Richmond is at the doorstep of housing growth few thought would be possible a decade ago, and the Nov. 6 election will define how the once rugged, working-class city is going to manage the new development, rising home prices, and success' dubious in-law, gentrification.
While other cities on the bay, like Oakland, Berkeley, and San Francisco, have gone through spurts of revenue-generating development, Richmond has been the glum wallflower at the economic boom party. But as home prices and rents have skyrocketed around the Bay Area, Richmond has become increasingly attractive.
Since 2004, Richmond has been steadily improving its once rough reputation as a crime-ridden, industrial city. Now, the city showcases a different image: There are thousands of acres of easily accessible open space and 32 miles of waterfront, lined with parks and trails for bicycling, jogging, and walking. There are new brew pubs, a bayside wine bar, a popular entertainment venue, and a new ferry system set to begin operation early next year. Along with these amenities, Richmond has already begun to see a new type of resident: young professionals with children.
Wayne Green has lived in Richmond's North and East, a racially mixed neighborhood of modest, well-built homes, since 1990. He said he's noticed changes over the past five years. "It used to be our neighbors were old hippies and adventurous types who had been priced out of Berkeley and Oakland, but things are changing," Green said. "Rottweilers and pit bulls are out and labradoodles and expensive baby carriages are in. We're seeing lots of Berkeley-styled, drought resistant landscaping and at nearby open-space hiking areas, the parking lots are filled with Prius cars and Subaru wagons, and on the trails, it's Patagonia outfits, REI trekking poles, and Columbia sunhats."
Richmond is now hardwired for development, the economic pressure is high, a new pro-development city manager, Carlos Martinez, has taken office, zoning regulations are in place, and property values are on the rise. If Richmond voters approve Measure T, a tax initiative to create funding for homeless services, it will put additional pressure on property owners to build or sell their vacant lots because of the new tax on buildable land.
Currently, there are 2,245 housing units that have already been approved for construction or are working their way through the approval process, according to the city's Planning and Building Services department, and opportunities for thousands more have been identified by Richmond's General Plan 2030.
- Tom Butt.
The question is not whether Richmond will grow, but how that growth will be managed. That question will be answered in part by who voters elect for mayor on Nov. 6. The choice is between current mayor, Tom Butt, a 23-year council veteran, and Vice Mayor Melvin Willis, a relatively new councilmember who was elected in 2016.
Willis, 27, is a core member of the Richmond Progressive Alliance (RPA), a progressive organization that advocates for tenants' and workers' rights and is largely funded by the SEIU and currently enjoys a supermajority on the seven-member city council. Willis also works for the Alliance of Californians for Community Action, as an organizer.
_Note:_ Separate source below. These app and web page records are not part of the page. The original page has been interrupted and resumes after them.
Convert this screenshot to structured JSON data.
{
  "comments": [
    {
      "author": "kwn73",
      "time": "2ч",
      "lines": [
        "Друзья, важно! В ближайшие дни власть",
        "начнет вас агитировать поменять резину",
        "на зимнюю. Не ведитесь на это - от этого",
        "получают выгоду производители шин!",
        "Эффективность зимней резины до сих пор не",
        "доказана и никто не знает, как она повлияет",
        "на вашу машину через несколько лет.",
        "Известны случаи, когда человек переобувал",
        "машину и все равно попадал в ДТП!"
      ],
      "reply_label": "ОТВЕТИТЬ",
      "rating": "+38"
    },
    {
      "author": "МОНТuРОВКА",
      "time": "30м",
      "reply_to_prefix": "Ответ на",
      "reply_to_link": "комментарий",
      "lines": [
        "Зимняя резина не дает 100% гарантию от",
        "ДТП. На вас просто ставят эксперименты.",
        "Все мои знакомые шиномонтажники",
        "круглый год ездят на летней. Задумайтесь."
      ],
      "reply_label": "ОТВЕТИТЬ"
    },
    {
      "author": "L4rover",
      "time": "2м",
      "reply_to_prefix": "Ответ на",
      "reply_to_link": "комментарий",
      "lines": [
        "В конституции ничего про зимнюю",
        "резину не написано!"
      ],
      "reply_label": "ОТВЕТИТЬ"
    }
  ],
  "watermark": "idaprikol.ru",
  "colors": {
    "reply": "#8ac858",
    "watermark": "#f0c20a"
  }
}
Willis has been a strong advocate for affordable housing and supported Richmond's rent control ordinance, which the city council approved in 2015 before he was elected. He advocated heavily to restore county medical services for undocumented immigrants and he helps facilitate meetings of the homeless task force. He is particularly interested in creating safe homeless encampments and programs to help people into services, jobs, and homes.
Willis also advocates for bringing trade skills classes to Richmond high schools by forming a partnership between the city, school district, and trade unions. "That way, high school graduates who don't feel college ready they have a pathway into the workforce," he said.
- Melvin Willis
But Willis' signature issues are affordable housing and renters' rights. He is banking on the passage of California Prop. 10, which would repeal Costa Hawkins, a state law that restricts rent control, so he can work to expand Richmond's rent control ordinance, which is already one of the most far-reaching in the state. "I also want to institute vacancy," Willis said, referring to a rule that would restrict the ability of landlords to raise rents on vacant units. "And I want to expand tenant protections so that we can have stable neighborhoods."
For his part, Butt has spearheaded numerous projects during his two-plus decades in office. Before winning the mayor's seat in 2014, he spent 19 years on the council, where he earned a reputation for being a good government official. He makes himself readily available to the public and never shies away from controversial or tough questions. Butt's E-Forum, which is regularly emailed to roughly 4,000 residents and dozens of media outlets, has been a powerful source of news and information for Richmond residents — especially during the decline of newspapers.
In his early years in City Hall, Butt was in the council's progressive minority. He was often the lone voice against Chevron's authoritative influence that held sway over the council for decades. In the 1990s, Butt organized, with a handful of other elected officials, to challenge Darrell Reese, a corrupt Richmond fire captain and union official who, like a Tammany Hall boss, controlled the city council through bullying and intimidation.